When the county enterprise boards were established a fund of £100 million was set aside for their use until the end of the operational programme. They were given a commitment that money would be available to them until the end of 1999. It has now emerged that, as a result of a blunder or, to use the Department's euphemism, a misinterpretation of the legislation, the Department assumed that there would not be retrospection and that the fund would last until late 1999. As a result the full £100 million has been allocated because the fund applied from 1993.
This blunder will have a devastating effect on county enterprise boards. When one considers their role – to deal with the promotion of small enterprises with ten employees or fewer at local level – one can appreciate immediately how promised jobs may not emerge because of the lack of a small grant. Capital grants are available up to a maximum of 50 per cent of the cost of capital or £50,000, whichever is the lesser. An employment grant of up to £5,000 may be provided in respect of each full-time job created in an eligible enterprise. It is also possible to obtain a grant of up to 75 per cent of the cost of preparing a feasibility study. These grants are in jeopardy in 1999.
I have been informed that the Minister of State will have to bring forward amending legislation which will not be ready before 3 April to make more money available but that may be too late for some projects. For example, Fingal County Enterprise Board had plans to take £45,000 preference shares in an innovative information technology business but it will not now be in a position to do so with the result that the company will be left in limbo; it may find its future threatened. The board is £166,000 short for the first quarter.
Because of the mistake made by the Department I call on the Minister of State to immediately make the same amount of funds available as would have been available if the misinterpretation had not happened. It should be possible to find a mechanism, in liaison with the Department of Finance, whereby the money can be guaranteed for 1999, if necessary through a Supplementary Estimate, so that we do not have to wait for the amending legislation to be enacted. A second choice would be to give county enterprise boards permission to raise bank loans with a commitment that the Department will guarantee them and cover full interest payments on them.
I pay tribute to all involved in county enterprise boards. During the period 1994 to 1997 they supported the creation of 11,000 full-time and 2,250 part-time jobs. The approximate cost per job is less than £4,000. This is tremendous value in ensuring family run businesses continue to thrive.
How did this blunder happen? When did the Department become aware that there was a misinterpretation of the Act and that the money would run out at the beginning of 1999? What actions have been taken to ascertain why the information was not available in time to amend the legislation before the Dáil broke up in December? Has action been taken to identify the responsible section or person and ensure a similar problem will not arise?

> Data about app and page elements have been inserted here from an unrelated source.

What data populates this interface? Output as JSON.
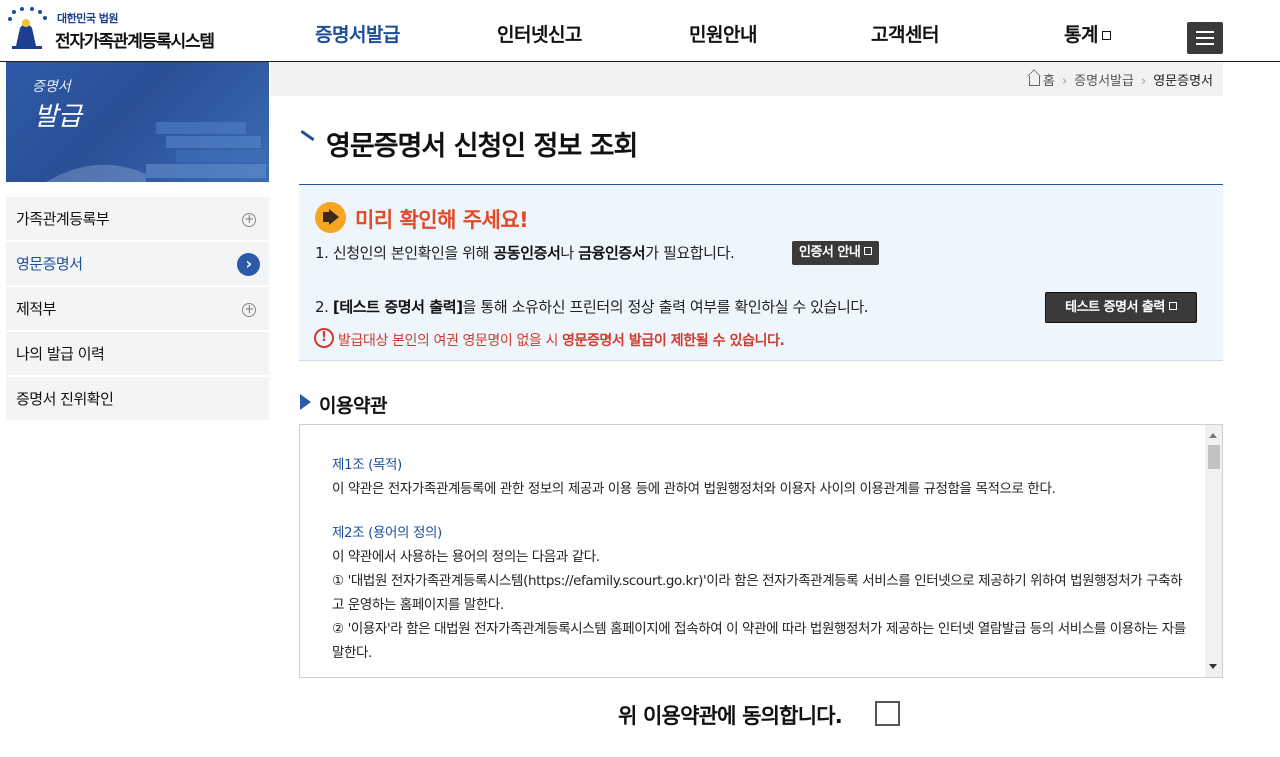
{
  "header": {
    "logo_sub": "대한민국 법원",
    "logo_main": "전자가족관계등록시스템",
    "nav": [
      {
        "label": "증명서발급",
        "active": true
      },
      {
        "label": "인터넷신고"
      },
      {
        "label": "민원안내"
      },
      {
        "label": "고객센터"
      },
      {
        "label": "통계",
        "external": true
      }
    ],
    "menu_icon": "hamburger-icon"
  },
  "side": {
    "visual_line1": "증명서",
    "visual_line2": "발급",
    "items": [
      {
        "label": "가족관계등록부",
        "icon": "plus-circle-icon"
      },
      {
        "label": "영문증명서",
        "icon": "chevron-right-circle-icon",
        "active": true
      },
      {
        "label": "제적부",
        "icon": "plus-circle-icon"
      },
      {
        "label": "나의 발급 이력"
      },
      {
        "label": "증명서 진위확인"
      }
    ]
  },
  "breadcrumb": {
    "home": "홈",
    "level1": "증명서발급",
    "current": "영문증명서"
  },
  "page_title": "영문증명서 신청인 정보 조회",
  "notice": {
    "title": "미리 확인해 주세요!",
    "line1_pre": "1. 신청인의 본인확인을 위해 ",
    "line1_b1": "공동인증서",
    "line1_mid": "나 ",
    "line1_b2": "금융인증서",
    "line1_post": "가 필요합니다.",
    "cert_button": "인증서 안내",
    "line2_pre": "2. ",
    "line2_b": "[테스트 증명서 출력]",
    "line2_post": "을 통해 소유하신 프린터의 정상 출력 여부를 확인하실 수 있습니다.",
    "test_button": "테스트 증명서 출력",
    "warning_pre": "발급대상 본인의 여권 영문명이 없을 시 ",
    "warning_b": "영문증명서 발급이 제한될 수 있습니다.",
    "accent_color": "#e04b2a",
    "warning_color": "#d23a2e"
  },
  "terms": {
    "section_title": "이용약관",
    "art1_title": "제1조 (목적)",
    "art1_body": "이 약관은 전자가족관계등록에 관한 정보의 제공과 이용 등에 관하여 법원행정처와 이용자 사이의 이용관계를 규정함을 목적으로 한다.",
    "art2_title": "제2조 (용어의 정의)",
    "art2_intro": "이 약관에서 사용하는 용어의 정의는 다음과 같다.",
    "art2_item1": "① '대법원 전자가족관계등록시스템(https://efamily.scourt.go.kr)'이라 함은 전자가족관계등록 서비스를 인터넷으로 제공하기 위하여 법원행정처가 구축하고 운영하는 홈페이지를 말한다.",
    "art2_item2": "② '이용자'라 함은 대법원 전자가족관계등록시스템 홈페이지에 접속하여 이 약관에 따라 법원행정처가 제공하는 인터넷 열람발급 등의 서비스를 이용하는 자를 말한다."
  },
  "agree": {
    "label": "위 이용약관에 동의합니다."
  },
  "colors": {
    "brand": "#1d4f9c",
    "dark_button": "#3a3a3a"
  }
}
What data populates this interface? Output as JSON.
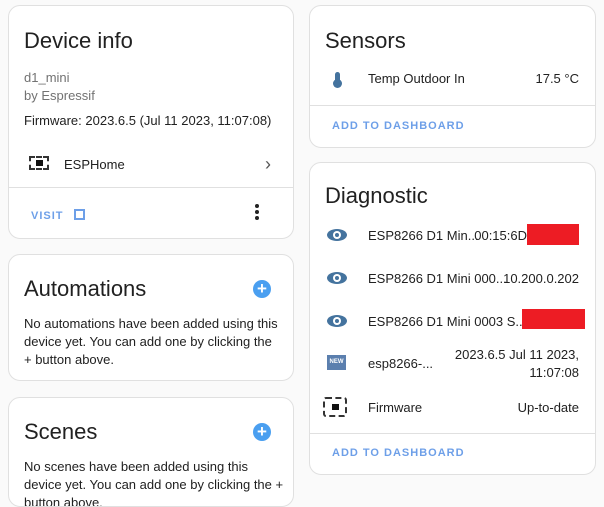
{
  "device_info": {
    "title": "Device info",
    "model": "d1_mini",
    "manufacturer": "by Espressif",
    "firmware": "Firmware: 2023.6.5 (Jul 11 2023, 11:07:08)",
    "integration": "ESPHome",
    "visit_label": "VISIT"
  },
  "automations": {
    "title": "Automations",
    "text": "No automations have been added using this device yet. You can add one by clicking the + button above."
  },
  "scenes": {
    "title": "Scenes",
    "text": "No scenes have been added using this device yet. You can add one by clicking the + button above."
  },
  "sensors": {
    "title": "Sensors",
    "items": [
      {
        "name": "Temp Outdoor In",
        "value": "17.5 °C",
        "icon": "thermometer-icon"
      }
    ],
    "add_label": "ADD TO DASHBOARD"
  },
  "diagnostic": {
    "title": "Diagnostic",
    "items": [
      {
        "name": "ESP8266 D1 Min...",
        "value": "00:15:6D",
        "icon": "eye-icon"
      },
      {
        "name": "ESP8266 D1 Mini 000...",
        "value": "10.200.0.202",
        "icon": "eye-icon"
      },
      {
        "name": "ESP8266 D1 Mini 0003 S...",
        "value": "",
        "icon": "eye-icon"
      },
      {
        "name": "esp8266-...",
        "value": "2023.6.5 Jul 11 2023,",
        "value2": "11:07:08",
        "icon": "new-icon"
      },
      {
        "name": "Firmware",
        "value": "Up-to-date",
        "icon": "esphome-chip-icon"
      }
    ],
    "add_label": "ADD TO DASHBOARD"
  },
  "colors": {
    "accent": "#4a9ff0",
    "icon": "#44739e",
    "redact": "#ed1c24"
  }
}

The Minister of State loses no opportunity to claim full credit for the establishment of county enterprise boards. He must, therefore, take responsibility for this blunder. I hope I will not receive the answer that has been given to county enterprise boards, that is, that legislation will be introduced by April. I want a different answer so that I will be able to tell them they will get their money before April.